"There are 16 colors in this pattern because of the blend," he added. One of the colors is red, as on red berries associated with the Sable Minor Plant (palmetto).
Hatton contends it is the blend of colors which sets his line apart from the others.
Hatton, who hunted with both his father and grandfather while growing up near Liddieville, took a camera into the swamps in Franklin and Tensas parishes in a quest, not for game, but for the "right photograph". It was a combination of several right photographs which made up the final design.
"Some of the other camos on the market just didn't blend into the swamps," Hatton said.
As Hatton, with his family's support, moved closer to making his clothing line a reality, market research indicated there is a big swamp market.
"Our research shows there are major palmetto growing areas stretching from southern Oklahoma down through Texas and then east along the Gulf Coast to Florida and Georgia and up to Virginia." he said.
Then, to illustrate both the effectiveness and versatility of the camo, he tells of a friend in Tennessee who dressed in a outfit and had his wife videotape him in the Tennessee woods where he hunts deer. The hunter could not be seen unless he moved, according to the friend.
Other marketing attempts--led by Micah Touchet and David Rockhold, both of Winnsboro--have produced photographs which demonstrate the product's camouflage effectiveness.

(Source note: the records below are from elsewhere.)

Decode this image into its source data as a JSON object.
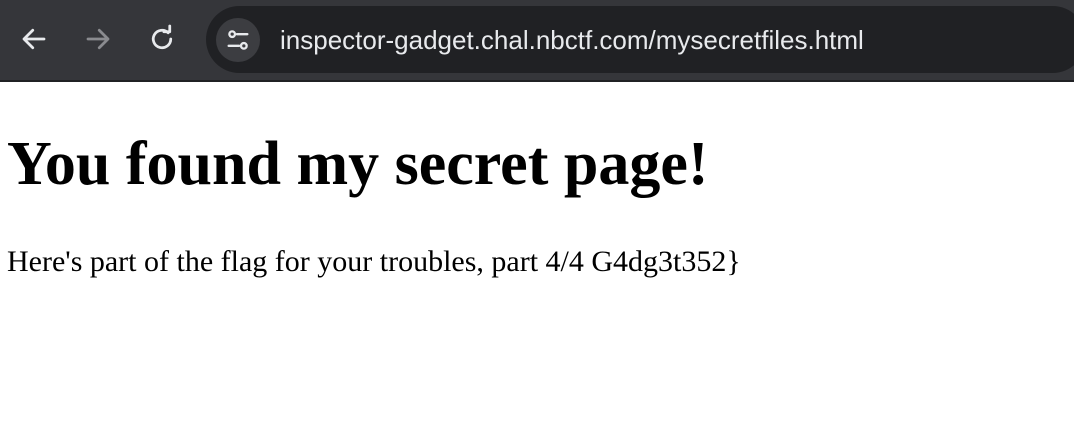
{
  "browser": {
    "url_host": "inspector-gadget.chal.nbctf.com",
    "url_path": "/mysecretfiles.html",
    "icons": {
      "back": "arrow-left-icon",
      "forward": "arrow-right-icon",
      "reload": "reload-icon",
      "site_info": "tune-settings-icon"
    },
    "colors": {
      "toolbar_bg": "#35363a",
      "omnibox_bg": "#202124",
      "icon_active": "#e8eaed",
      "icon_disabled": "#8a8b8f"
    }
  },
  "page": {
    "heading": "You found my secret page!",
    "paragraph": "Here's part of the flag for your troubles, part 4/4 G4dg3t352}"
  }
}
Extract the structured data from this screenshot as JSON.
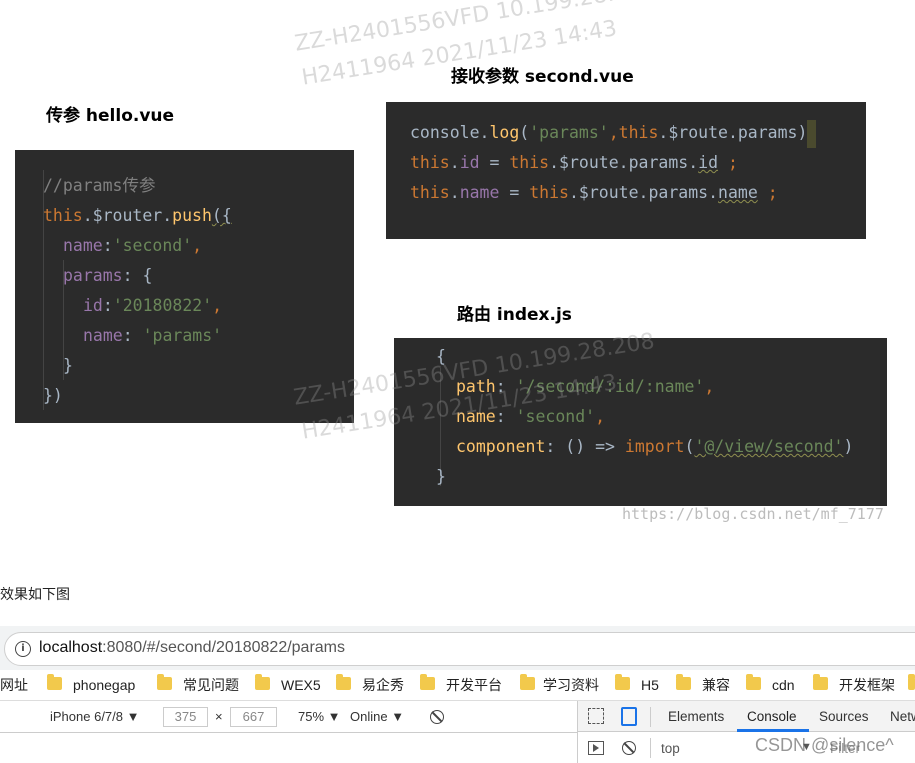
{
  "headings": {
    "hello": "传参 hello.vue",
    "second": "接收参数 second.vue",
    "router": "路由  index.js"
  },
  "code_hello": {
    "l1_comment": "//params传参",
    "l2_this": "this",
    "l2_router": ".$router.",
    "l2_push": "push",
    "l2_paren": "({",
    "l3_key": "name",
    "l3_colon": ":",
    "l3_val": "'second'",
    "l3_comma": ",",
    "l4_key": "params",
    "l4_rest": ": {",
    "l5_key": "id",
    "l5_colon": ":",
    "l5_val": "'20180822'",
    "l5_comma": ",",
    "l6_key": "name",
    "l6_colon": ": ",
    "l6_val": "'params'",
    "l7": "}",
    "l8": "})"
  },
  "code_second": {
    "l1_console": "console.",
    "l1_log": "log",
    "l1_open": "(",
    "l1_str": "'params'",
    "l1_comma": ",",
    "l1_this": "this",
    "l1_rest": ".$route.params)",
    "l2_this": "this",
    "l2_dot": ".",
    "l2_id": "id",
    "l2_eq": " = ",
    "l2_this2": "this",
    "l2_rest": ".$route.params.",
    "l2_id2": "id",
    "l2_semi": " ;",
    "l3_this": "this",
    "l3_dot": ".",
    "l3_name": "name",
    "l3_eq": " = ",
    "l3_this2": "this",
    "l3_rest": ".$route.params.",
    "l3_name2": "name",
    "l3_semi": " ;"
  },
  "code_router": {
    "l1": "{",
    "l2_key": "path",
    "l2_colon": ": ",
    "l2_val": "'/second/:id/:name'",
    "l2_comma": ",",
    "l3_key": "name",
    "l3_colon": ": ",
    "l3_val": "'second'",
    "l3_comma": ",",
    "l4_key": "component",
    "l4_mid": ": () => ",
    "l4_import": "import",
    "l4_open": "(",
    "l4_val": "'@/view/second'",
    "l4_close": ")",
    "l5": "}"
  },
  "watermarks": {
    "w1": "ZZ-H2401556VFD  10.199.28.208",
    "w2": "H2411964 2021/11/23 14:43",
    "w3": "ZZ-H2401556VFD  10.199.28.208",
    "w4": "H2411964 2021/11/23 14:43",
    "w5": "ZZ-H2401556VFD  10.199.28.208",
    "w6": "H2411964 2021/11/23 14:43",
    "csdn_url": "https://blog.csdn.net/mf_7177",
    "csdn_mark": "CSDN @silence^"
  },
  "caption": "效果如下图",
  "browser": {
    "url_host": "localhost",
    "url_rest": ":8080/#/second/20180822/params",
    "bookmarks": [
      "网址",
      "phonegap",
      "常见问题",
      "WEX5",
      "易企秀",
      "开发平台",
      "学习资料",
      "H5",
      "兼容",
      "cdn",
      "开发框架"
    ],
    "device": "iPhone 6/7/8 ▼",
    "width": "375",
    "times": "×",
    "height": "667",
    "zoom": "75% ▼",
    "network": "Online ▼"
  },
  "devtools": {
    "tabs": [
      "Elements",
      "Console",
      "Sources",
      "Netw"
    ],
    "active_tab": "Console",
    "context": "top",
    "filter_placeholder": "Filter"
  },
  "colors": {
    "code_bg": "#2b2b2b",
    "keyword": "#cc7832",
    "string": "#6a8759",
    "property": "#9876aa",
    "function": "#ffc66d",
    "accent": "#1a73e8"
  }
}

Hatton was fortunate to find marketing help so close to home. Rockhold operates a distributorship service to convenience stores and has helped with trademarking and sales plans. Touchet operates NewBirth Creative Design Agency from his Boeuf River Church Road office and provides creative and media servicses for SwampyCamo, including logo, website and advertisements.
"The Trademark was the hardest part," Hatton reflects. "The first attempt failed because a woman in England had trademarked the name we wanted and it took six months for the trademark office to tell us we couldn't have it.
"In all, it took three years for us go get a tradmark," which accounts for most of the time between 2003 when Hatton says he first had the idea and late this fall when he was able to deliver a product to a seller.
While trying to get his clothing line off the ground and into the background of swampy hunting areas, Hatton has been to two trade shows--on in Las Vegas--where interest has been generated. Also, several big box stores such as Bass Pro have indicated they are interested.
Locally owned sporting goods retailers in the region, such as the local Sportsmans Shack, have also indicated an interest in carrying the line in the near future.
Right now, Hatton and his marketing team, which includes his family, is in a typical business start-up situation. They need to sell enough to buy some more so more can be sold. Welcome to the fashion industry, Mr. Hatton.